TASK BRIEF: Copy each line below in which the string "keyboard" appears.

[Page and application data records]
○ ○ ○ ○ ○
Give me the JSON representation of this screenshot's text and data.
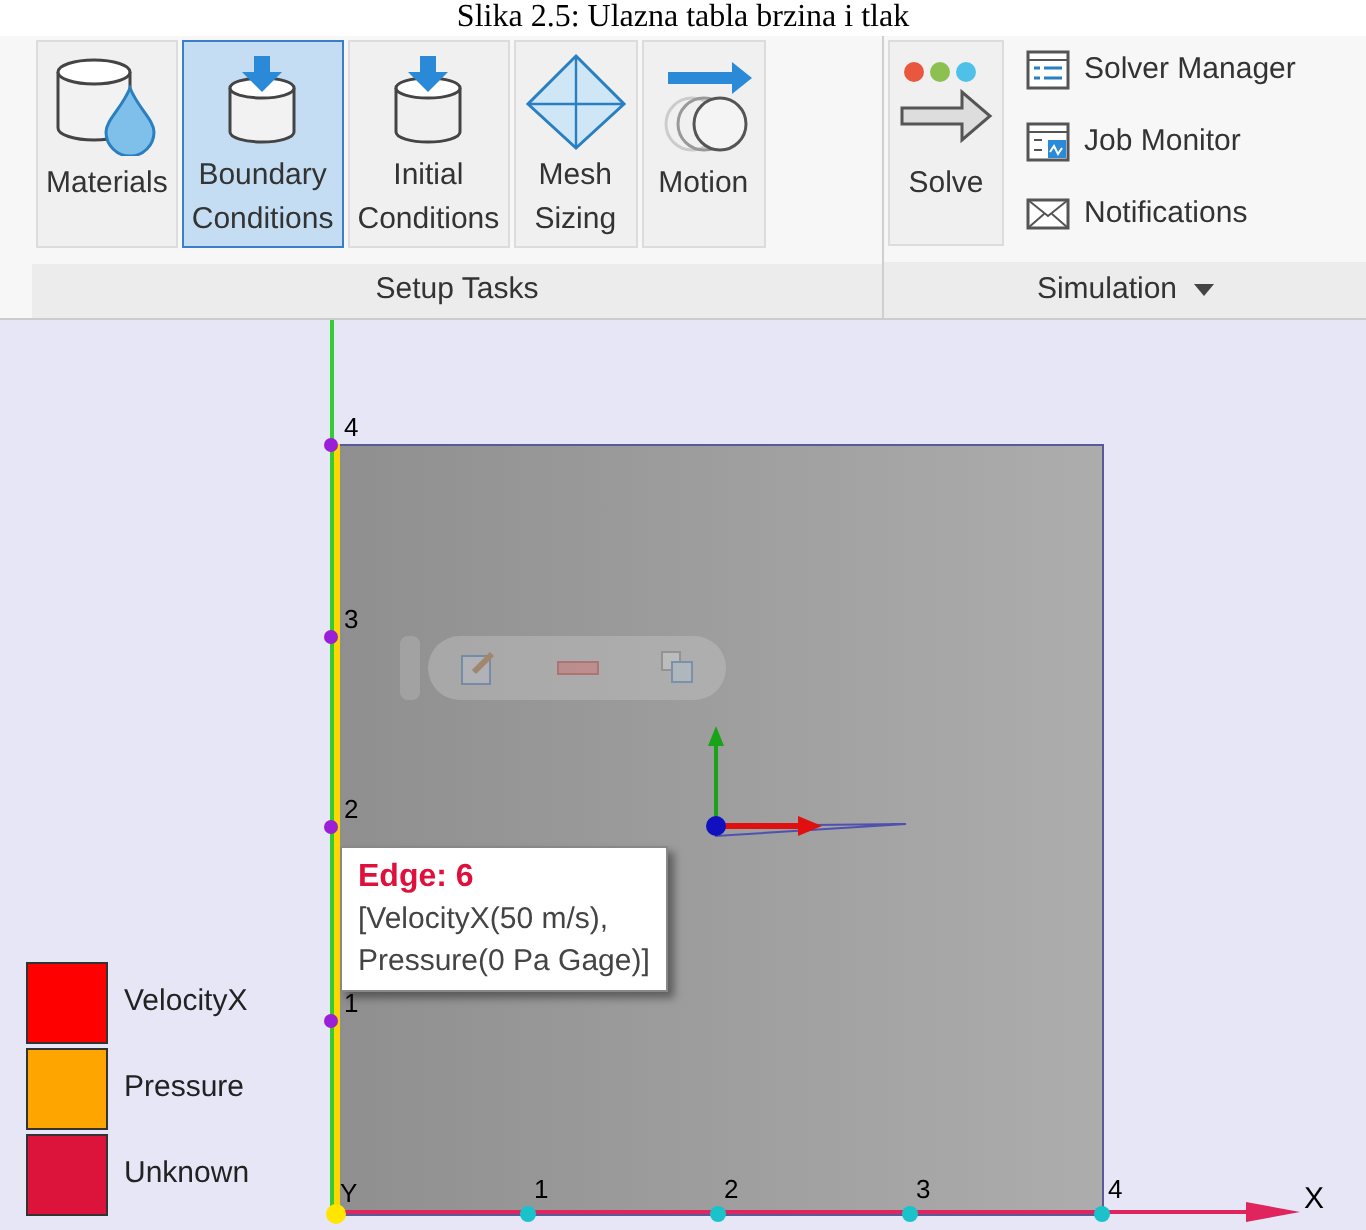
{
  "caption": "Slika 2.5: Ulazna tabla brzina i tlak",
  "ribbon": {
    "groups": [
      {
        "kind": "large",
        "label": "Setup Tasks",
        "dropdown": false,
        "buttons": [
          {
            "kind": "materials",
            "lines": [
              "Materials"
            ],
            "selected": false
          },
          {
            "kind": "boundary",
            "lines": [
              "Boundary",
              "Conditions"
            ],
            "selected": true
          },
          {
            "kind": "initial",
            "lines": [
              "Initial",
              "Conditions"
            ],
            "selected": false
          },
          {
            "kind": "mesh",
            "lines": [
              "Mesh",
              "Sizing"
            ],
            "selected": false
          },
          {
            "kind": "motion",
            "lines": [
              "Motion"
            ],
            "selected": false
          }
        ]
      },
      {
        "kind": "mixed",
        "label": "Simulation",
        "dropdown": true,
        "buttons": [
          {
            "kind": "solve",
            "lines": [
              "Solve"
            ],
            "selected": false
          }
        ],
        "items": [
          {
            "kind": "manager",
            "label": "Solver Manager"
          },
          {
            "kind": "monitor",
            "label": "Job Monitor"
          },
          {
            "kind": "mail",
            "label": "Notifications"
          }
        ]
      }
    ]
  },
  "viewport": {
    "y_axis": {
      "ticks": [
        "4",
        "3",
        "2",
        "1"
      ]
    },
    "x_axis": {
      "origin": "Y",
      "ticks": [
        "1",
        "2",
        "3",
        "4"
      ],
      "label": "X"
    },
    "tooltip": {
      "title": "Edge: 6",
      "lines": [
        "[VelocityX(50 m/s),",
        "Pressure(0 Pa Gage)]"
      ]
    },
    "legend": [
      {
        "label": "VelocityX",
        "color": "#ff0000"
      },
      {
        "label": "Pressure",
        "color": "#ffa500"
      },
      {
        "label": "Unknown",
        "color": "#dc143c"
      }
    ]
  }
}
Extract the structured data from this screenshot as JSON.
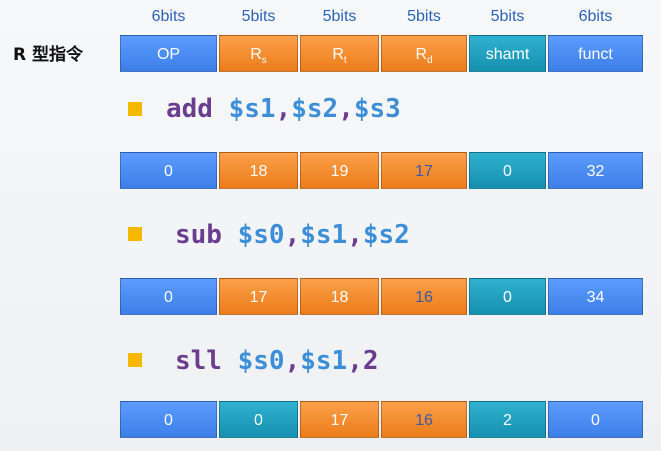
{
  "header": {
    "bits": [
      "6bits",
      "5bits",
      "5bits",
      "5bits",
      "5bits",
      "6bits"
    ],
    "label": "R 型指令",
    "fields": [
      {
        "text": "OP",
        "sub": "",
        "color": "blue"
      },
      {
        "text": "R",
        "sub": "s",
        "color": "orange"
      },
      {
        "text": "R",
        "sub": "t",
        "color": "orange"
      },
      {
        "text": "R",
        "sub": "d",
        "color": "orange"
      },
      {
        "text": "shamt",
        "sub": "",
        "color": "teal"
      },
      {
        "text": "funct",
        "sub": "",
        "color": "blue"
      }
    ]
  },
  "instructions": [
    {
      "op": "add",
      "arg1": "$s1",
      "sep1": ",",
      "arg2": "$s2",
      "sep2": ",",
      "arg3": "$s3",
      "fields": [
        {
          "value": "0",
          "color": "blue"
        },
        {
          "value": "18",
          "color": "orange"
        },
        {
          "value": "19",
          "color": "orange"
        },
        {
          "value": "17",
          "color": "orange"
        },
        {
          "value": "0",
          "color": "teal"
        },
        {
          "value": "32",
          "color": "blue"
        }
      ]
    },
    {
      "op": "sub",
      "arg1": "$s0",
      "sep1": ",",
      "arg2": "$s1",
      "sep2": ",",
      "arg3": "$s2",
      "fields": [
        {
          "value": "0",
          "color": "blue"
        },
        {
          "value": "17",
          "color": "orange"
        },
        {
          "value": "18",
          "color": "orange"
        },
        {
          "value": "16",
          "color": "orange"
        },
        {
          "value": "0",
          "color": "teal"
        },
        {
          "value": "34",
          "color": "blue"
        }
      ]
    },
    {
      "op": "sll",
      "arg1": "$s0",
      "sep1": ",",
      "arg2": "$s1",
      "sep2": ",",
      "arg3": "2",
      "fields": [
        {
          "value": "0",
          "color": "blue"
        },
        {
          "value": "0",
          "color": "teal"
        },
        {
          "value": "17",
          "color": "orange"
        },
        {
          "value": "16",
          "color": "orange"
        },
        {
          "value": "2",
          "color": "teal"
        },
        {
          "value": "0",
          "color": "blue"
        }
      ]
    }
  ],
  "colors": {
    "blue": "#4a8cf5",
    "orange": "#f58a2a",
    "teal": "#1fa2c2",
    "bullet": "#f5b800",
    "opcode": "#6a3d8f",
    "register": "#3c8ed8"
  }
}
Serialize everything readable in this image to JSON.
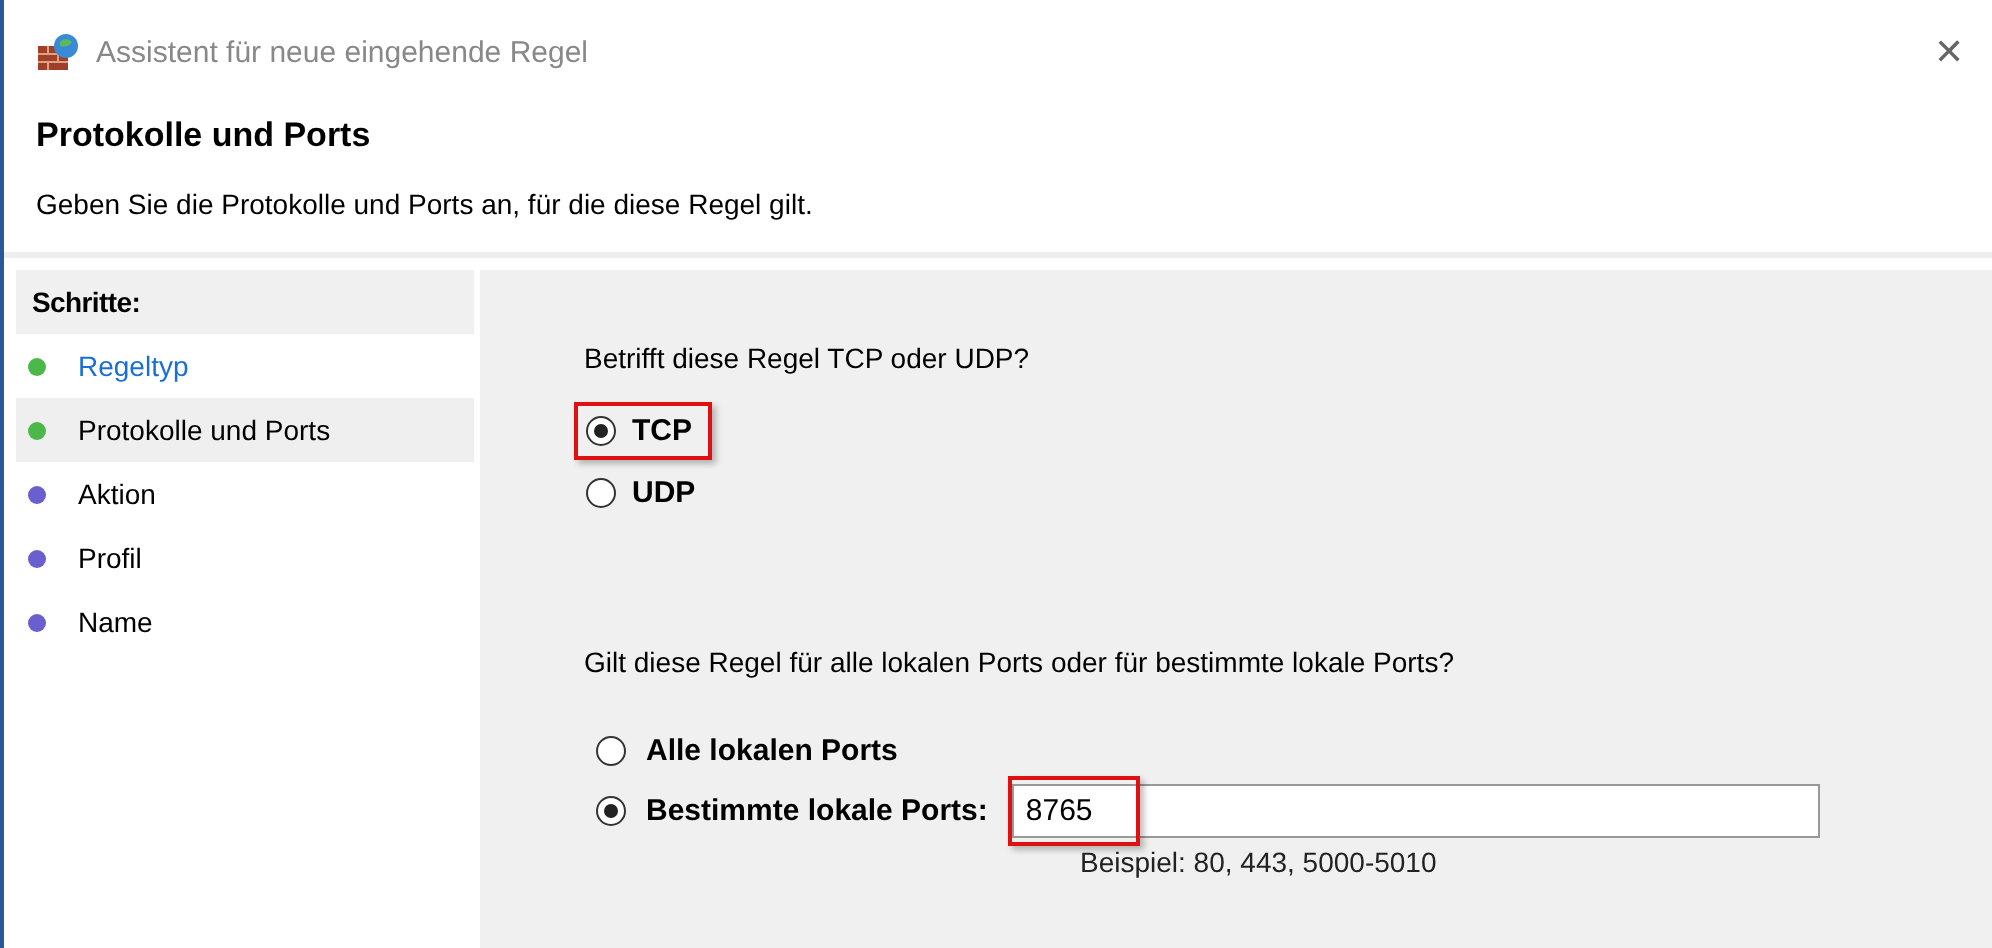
{
  "window": {
    "title": "Assistent für neue eingehende Regel",
    "close": "✕"
  },
  "header": {
    "title": "Protokolle und Ports",
    "description": "Geben Sie die Protokolle und Ports an, für die diese Regel gilt."
  },
  "steps": {
    "heading": "Schritte:",
    "items": [
      {
        "label": "Regeltyp",
        "color": "#4cb84c",
        "selected": false,
        "kind": "link"
      },
      {
        "label": "Protokolle und Ports",
        "color": "#4cb84c",
        "selected": true,
        "kind": "text"
      },
      {
        "label": "Aktion",
        "color": "#6a5fcf",
        "selected": false,
        "kind": "text"
      },
      {
        "label": "Profil",
        "color": "#6a5fcf",
        "selected": false,
        "kind": "text"
      },
      {
        "label": "Name",
        "color": "#6a5fcf",
        "selected": false,
        "kind": "text"
      }
    ]
  },
  "protocol": {
    "question": "Betrifft diese Regel TCP oder UDP?",
    "options": [
      {
        "label": "TCP",
        "selected": true,
        "highlighted": true
      },
      {
        "label": "UDP",
        "selected": false,
        "highlighted": false
      }
    ]
  },
  "ports": {
    "question": "Gilt diese Regel für alle lokalen Ports oder für bestimmte lokale Ports?",
    "options": [
      {
        "label": "Alle lokalen Ports",
        "selected": false,
        "kind": "plain"
      },
      {
        "label": "Bestimmte lokale Ports:",
        "selected": true,
        "kind": "field"
      }
    ],
    "field": {
      "value": "8765",
      "highlighted": true
    },
    "example": "Beispiel: 80, 443, 5000-5010"
  }
}
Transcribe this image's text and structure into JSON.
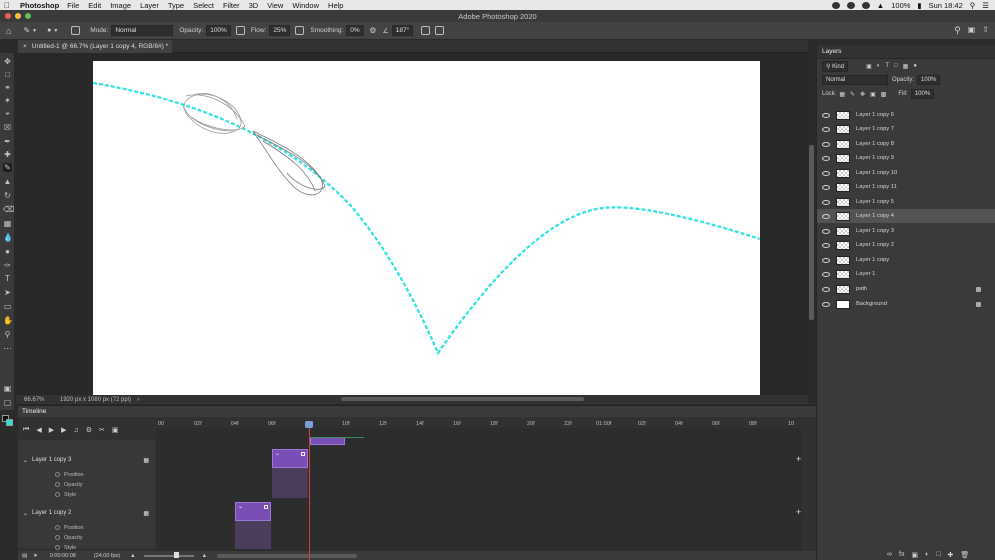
{
  "menubar": {
    "app": "Photoshop",
    "items": [
      "File",
      "Edit",
      "Image",
      "Layer",
      "Type",
      "Select",
      "Filter",
      "3D",
      "View",
      "Window",
      "Help"
    ],
    "battery": "100%",
    "clock": "Sun 18:42"
  },
  "window": {
    "title": "Adobe Photoshop 2020"
  },
  "options": {
    "mode_label": "Mode:",
    "mode_value": "Normal",
    "opacity_label": "Opacity:",
    "opacity_value": "100%",
    "flow_label": "Flow:",
    "flow_value": "25%",
    "smoothing_label": "Smoothing:",
    "smoothing_value": "0%",
    "angle_value": "187°"
  },
  "document": {
    "tab": "Untitled-1 @ 66.7% (Layer 1 copy 4, RGB/8#) *",
    "zoom": "66.67%",
    "size": "1920 px x 1080 px (72 ppi)"
  },
  "layers_panel": {
    "title": "Layers",
    "kind_label": "Kind",
    "blend": "Normal",
    "opacity_label": "Opacity:",
    "opacity_value": "100%",
    "lock_label": "Lock:",
    "fill_label": "Fill:",
    "fill_value": "100%",
    "layers": [
      {
        "name": "Layer 1 copy 6",
        "selected": false
      },
      {
        "name": "Layer 1 copy 7",
        "selected": false
      },
      {
        "name": "Layer 1 copy 8",
        "selected": false
      },
      {
        "name": "Layer 1 copy 9",
        "selected": false
      },
      {
        "name": "Layer 1 copy 10",
        "selected": false
      },
      {
        "name": "Layer 1 copy 11",
        "selected": false
      },
      {
        "name": "Layer 1 copy 5",
        "selected": false
      },
      {
        "name": "Layer 1 copy 4",
        "selected": true
      },
      {
        "name": "Layer 1 copy 3",
        "selected": false
      },
      {
        "name": "Layer 1 copy 2",
        "selected": false
      },
      {
        "name": "Layer 1 copy",
        "selected": false
      },
      {
        "name": "Layer 1",
        "selected": false
      },
      {
        "name": "path",
        "selected": false,
        "locked": true
      },
      {
        "name": "Background",
        "selected": false,
        "locked": true
      }
    ]
  },
  "timeline": {
    "title": "Timeline",
    "ruler": [
      "00",
      "02f",
      "04f",
      "06f",
      "08f",
      "10f",
      "12f",
      "14f",
      "16f",
      "18f",
      "20f",
      "22f",
      "01:00f",
      "02f",
      "04f",
      "06f",
      "08f",
      "10"
    ],
    "groups": [
      {
        "name": "Layer 1 copy 3",
        "props": [
          "Position",
          "Opacity",
          "Style"
        ]
      },
      {
        "name": "Layer 1 copy 2",
        "props": [
          "Position",
          "Opacity",
          "Style"
        ]
      }
    ],
    "timecode": "0:00:00:08",
    "fps": "(24.00 fps)"
  },
  "colors": {
    "path": "#2fe3df",
    "clip": "#7a4fb5",
    "playhead": "#d04040",
    "foreground": "#111111",
    "background": "#28e0d6"
  }
}
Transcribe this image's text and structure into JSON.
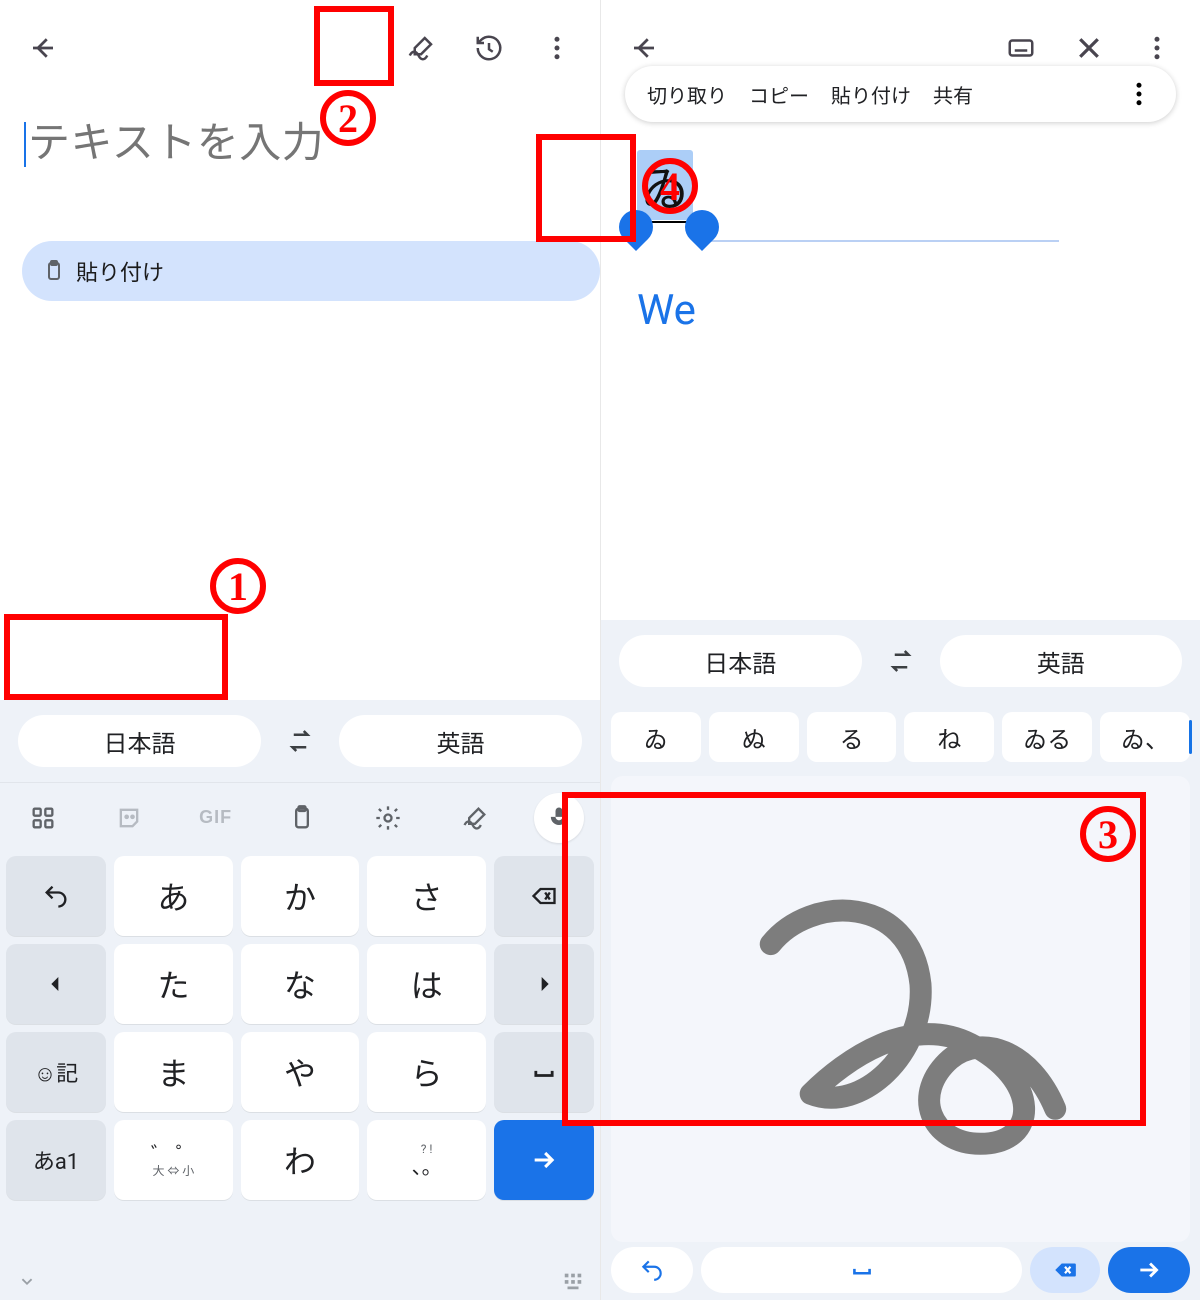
{
  "left": {
    "appbar": {
      "back_icon": "back-arrow-icon",
      "hand_icon": "handwriting-edit-icon",
      "history_icon": "history-icon",
      "more_icon": "more-vert-icon"
    },
    "placeholder": "テキストを入力",
    "paste_chip": {
      "icon": "clipboard-icon",
      "label": "貼り付け"
    },
    "langbar": {
      "left": "日本語",
      "swap_icon": "swap-icon",
      "right": "英語"
    },
    "toolbar": {
      "apps_icon": "apps-grid-icon",
      "sticker_icon": "sticker-icon",
      "gif": "GIF",
      "clipboard_icon": "clipboard-icon",
      "settings_icon": "gear-icon",
      "hand_icon": "handwriting-edit-icon",
      "mic_icon": "mic-icon"
    },
    "keys": {
      "undo_icon": "undo-icon",
      "a": "あ",
      "ka": "か",
      "sa": "さ",
      "backspace_icon": "backspace-icon",
      "left_icon": "caret-left-icon",
      "ta": "た",
      "na": "な",
      "ha": "は",
      "right_icon": "caret-right-icon",
      "sym_key": "☺記",
      "ma": "ま",
      "ya": "や",
      "ra": "ら",
      "space_icon": "space-bar-icon",
      "mode_key": "あa1",
      "dakuten_main": "゛  ゜",
      "dakuten_sub": "大 ⇔ 小",
      "wa": "わ",
      "punct_main": "、。",
      "punct_sub": " ?  !",
      "enter_icon": "arrow-right-icon"
    },
    "kbfoot": {
      "collapse_icon": "chevron-down-icon",
      "keyboard_icon": "keyboard-grid-icon"
    }
  },
  "right": {
    "appbar": {
      "back_icon": "back-arrow-icon",
      "keyboard_icon": "keyboard-icon",
      "close_icon": "close-icon",
      "more_icon": "more-vert-icon"
    },
    "context_menu": {
      "cut": "切り取り",
      "copy": "コピー",
      "paste": "貼り付け",
      "share": "共有",
      "more_icon": "more-vert-icon"
    },
    "selected_text": "ゐ",
    "suggestion": "We",
    "langbar": {
      "left": "日本語",
      "swap_icon": "swap-icon",
      "right": "英語"
    },
    "candidates": [
      "ゐ",
      "ぬ",
      "る",
      "ね",
      "ゐる",
      "ゐ、"
    ],
    "hwfoot": {
      "undo_icon": "undo-icon",
      "space_icon": "space-bar-icon",
      "backspace_icon": "backspace-filled-icon",
      "go_icon": "arrow-right-icon"
    }
  },
  "annotations": {
    "1": "1",
    "2": "2",
    "3": "3",
    "4": "4"
  }
}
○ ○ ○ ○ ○
FINISHED TASK:
      "keyboard_icon": "keyboard-grid-icon"
      "keyboard_icon": "keyboard-icon",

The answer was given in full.